[DESCRIPTION OF THE TASK] List each line of the data in which the string "HistData" appears.

[RECORDS SHOWN]
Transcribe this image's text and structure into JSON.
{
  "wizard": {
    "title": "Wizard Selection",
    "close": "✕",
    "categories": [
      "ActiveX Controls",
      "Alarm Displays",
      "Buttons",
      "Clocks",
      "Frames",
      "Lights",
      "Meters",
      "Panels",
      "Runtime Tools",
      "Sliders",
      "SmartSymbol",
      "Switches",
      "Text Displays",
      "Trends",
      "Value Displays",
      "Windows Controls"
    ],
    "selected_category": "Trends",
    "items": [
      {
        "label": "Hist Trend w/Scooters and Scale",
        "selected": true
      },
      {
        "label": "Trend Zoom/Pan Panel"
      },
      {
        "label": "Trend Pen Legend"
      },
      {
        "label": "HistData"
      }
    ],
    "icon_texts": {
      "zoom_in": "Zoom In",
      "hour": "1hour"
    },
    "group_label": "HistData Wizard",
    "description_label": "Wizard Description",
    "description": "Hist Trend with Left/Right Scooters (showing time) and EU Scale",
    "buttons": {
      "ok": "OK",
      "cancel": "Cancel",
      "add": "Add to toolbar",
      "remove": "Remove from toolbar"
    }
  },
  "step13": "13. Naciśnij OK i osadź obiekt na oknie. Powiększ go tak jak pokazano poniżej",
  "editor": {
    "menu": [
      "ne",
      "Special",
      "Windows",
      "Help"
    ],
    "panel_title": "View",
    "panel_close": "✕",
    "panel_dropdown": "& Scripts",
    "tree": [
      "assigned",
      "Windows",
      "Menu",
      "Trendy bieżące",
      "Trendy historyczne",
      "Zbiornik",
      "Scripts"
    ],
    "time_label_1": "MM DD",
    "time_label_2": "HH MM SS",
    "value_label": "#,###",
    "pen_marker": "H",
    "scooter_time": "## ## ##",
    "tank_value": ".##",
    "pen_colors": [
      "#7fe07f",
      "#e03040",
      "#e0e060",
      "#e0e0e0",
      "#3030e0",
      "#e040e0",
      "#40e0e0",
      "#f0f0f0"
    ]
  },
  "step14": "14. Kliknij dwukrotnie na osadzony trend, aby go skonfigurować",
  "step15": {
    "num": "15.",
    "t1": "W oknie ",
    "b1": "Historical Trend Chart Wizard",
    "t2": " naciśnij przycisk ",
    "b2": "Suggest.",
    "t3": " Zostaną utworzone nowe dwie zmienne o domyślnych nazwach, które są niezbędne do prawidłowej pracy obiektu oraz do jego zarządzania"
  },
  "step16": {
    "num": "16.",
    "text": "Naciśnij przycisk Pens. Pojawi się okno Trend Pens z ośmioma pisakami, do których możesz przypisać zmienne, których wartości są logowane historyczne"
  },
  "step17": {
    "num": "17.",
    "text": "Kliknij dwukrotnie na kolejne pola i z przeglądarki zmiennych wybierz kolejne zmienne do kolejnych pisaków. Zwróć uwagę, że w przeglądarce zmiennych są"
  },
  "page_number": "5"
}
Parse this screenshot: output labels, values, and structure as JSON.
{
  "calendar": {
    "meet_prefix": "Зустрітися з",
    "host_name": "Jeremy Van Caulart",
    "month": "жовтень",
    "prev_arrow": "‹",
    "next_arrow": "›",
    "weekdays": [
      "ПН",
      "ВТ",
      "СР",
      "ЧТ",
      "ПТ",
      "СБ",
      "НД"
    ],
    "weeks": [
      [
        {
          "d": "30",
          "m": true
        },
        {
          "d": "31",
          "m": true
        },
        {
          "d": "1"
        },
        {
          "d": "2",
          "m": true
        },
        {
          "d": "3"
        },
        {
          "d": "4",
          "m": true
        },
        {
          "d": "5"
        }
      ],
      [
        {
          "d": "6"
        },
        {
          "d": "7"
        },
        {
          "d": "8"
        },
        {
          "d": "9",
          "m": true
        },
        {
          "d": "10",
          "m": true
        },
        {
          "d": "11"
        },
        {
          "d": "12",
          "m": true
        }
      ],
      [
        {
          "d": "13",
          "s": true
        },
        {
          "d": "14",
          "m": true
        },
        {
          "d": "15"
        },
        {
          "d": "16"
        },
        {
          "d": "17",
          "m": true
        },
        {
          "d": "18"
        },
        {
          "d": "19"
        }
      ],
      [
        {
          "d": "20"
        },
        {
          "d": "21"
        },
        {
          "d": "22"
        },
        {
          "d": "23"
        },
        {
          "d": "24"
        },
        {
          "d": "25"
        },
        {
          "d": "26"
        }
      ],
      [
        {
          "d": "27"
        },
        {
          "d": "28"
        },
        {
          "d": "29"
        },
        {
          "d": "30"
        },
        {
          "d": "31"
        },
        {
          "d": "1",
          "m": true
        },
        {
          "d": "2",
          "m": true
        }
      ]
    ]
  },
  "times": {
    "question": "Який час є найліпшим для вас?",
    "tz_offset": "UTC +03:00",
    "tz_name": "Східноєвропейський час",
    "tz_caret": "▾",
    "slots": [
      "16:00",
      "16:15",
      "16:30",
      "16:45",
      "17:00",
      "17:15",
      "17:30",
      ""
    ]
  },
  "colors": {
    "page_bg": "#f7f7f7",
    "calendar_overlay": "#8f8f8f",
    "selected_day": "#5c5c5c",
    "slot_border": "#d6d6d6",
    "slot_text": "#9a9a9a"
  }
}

[SOLUTION TO THE EXERCISE]
        "label": "HistData"
    "group_label": "HistData Wizard",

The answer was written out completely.